A “ground-breaking” report on co-production has created a blueprint for disabled people’s organisations (DPOs) across the country to push for change from their own local authorities.
Disabled campaigners yesterday called for the report of the Hammersmith and Fulham Disabled People’s Commission to be shared with other local authorities and DPOs.
Speaking at its launch in west London, they said other councils should follow the example of Labour-run Hammersmith and Fulham council, which commissioned the report.
Nothing About Disabled People Without Disabled People focuses on how to remove the barriers disabled people face in the London borough by embedding a culture of genuine co-production within the council.
Among the barriers that disabled residents told the commission about were disability hate crime; inaccessible shops and public transport; social isolation; a shortage of accessible housing; a lack of support for inclusive education; benefits cuts and poverty; and cuts to social care and support.
All the commission’s 10 members were disabled people, and their eight recommendations have each been accepted in full by the council.
The commission spent more than a year examining research, running surveys for residents, council staff and councillors, and holding meetings and public events.
Among their recommendations, they call for the council to work in genuine co-production with disabled residents; to introduce an accessible communication strategy to promote co-production across the borough; to produce a new co-production budget; and to develop a long-term strategy for funding DPOs in the borough.

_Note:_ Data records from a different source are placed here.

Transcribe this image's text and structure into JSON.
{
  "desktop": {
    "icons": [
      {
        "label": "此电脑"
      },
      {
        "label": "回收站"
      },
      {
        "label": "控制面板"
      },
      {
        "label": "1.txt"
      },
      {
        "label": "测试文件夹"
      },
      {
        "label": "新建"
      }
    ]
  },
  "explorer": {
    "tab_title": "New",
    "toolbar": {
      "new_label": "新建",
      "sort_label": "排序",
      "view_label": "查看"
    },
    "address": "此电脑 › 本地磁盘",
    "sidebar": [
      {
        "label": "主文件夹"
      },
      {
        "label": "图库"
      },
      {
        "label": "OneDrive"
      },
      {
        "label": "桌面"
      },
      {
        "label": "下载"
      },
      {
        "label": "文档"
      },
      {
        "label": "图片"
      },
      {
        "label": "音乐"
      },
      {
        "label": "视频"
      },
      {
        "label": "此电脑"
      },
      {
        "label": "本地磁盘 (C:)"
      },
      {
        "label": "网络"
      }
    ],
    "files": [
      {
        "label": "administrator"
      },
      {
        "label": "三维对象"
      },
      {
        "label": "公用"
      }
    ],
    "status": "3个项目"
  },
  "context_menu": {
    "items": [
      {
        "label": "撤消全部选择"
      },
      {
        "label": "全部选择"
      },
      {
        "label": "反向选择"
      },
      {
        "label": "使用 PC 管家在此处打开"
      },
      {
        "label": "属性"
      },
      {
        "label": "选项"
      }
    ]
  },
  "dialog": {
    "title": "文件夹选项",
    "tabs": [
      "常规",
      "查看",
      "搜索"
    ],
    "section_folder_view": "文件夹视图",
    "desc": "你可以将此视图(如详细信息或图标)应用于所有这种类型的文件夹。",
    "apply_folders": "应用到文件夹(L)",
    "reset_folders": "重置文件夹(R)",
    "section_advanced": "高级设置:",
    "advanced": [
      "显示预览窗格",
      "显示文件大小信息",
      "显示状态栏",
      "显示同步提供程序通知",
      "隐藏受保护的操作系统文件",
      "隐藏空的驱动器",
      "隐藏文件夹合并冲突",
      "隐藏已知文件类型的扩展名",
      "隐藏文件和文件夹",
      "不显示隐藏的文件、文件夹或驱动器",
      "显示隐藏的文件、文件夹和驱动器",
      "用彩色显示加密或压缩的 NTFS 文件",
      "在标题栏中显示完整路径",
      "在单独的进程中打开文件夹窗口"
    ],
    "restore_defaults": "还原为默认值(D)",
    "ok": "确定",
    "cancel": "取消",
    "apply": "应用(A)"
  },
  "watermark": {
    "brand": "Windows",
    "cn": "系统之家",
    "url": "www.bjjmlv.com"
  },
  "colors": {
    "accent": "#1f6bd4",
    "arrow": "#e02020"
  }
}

Tracey Lazard, chief executive of Inclusion London, a user-led organisation which supports DPOs across the capital, said that none of the “same old consultations and listening exercises” carried out by other councils even came close to what was happening in Hammersmith and Fulham.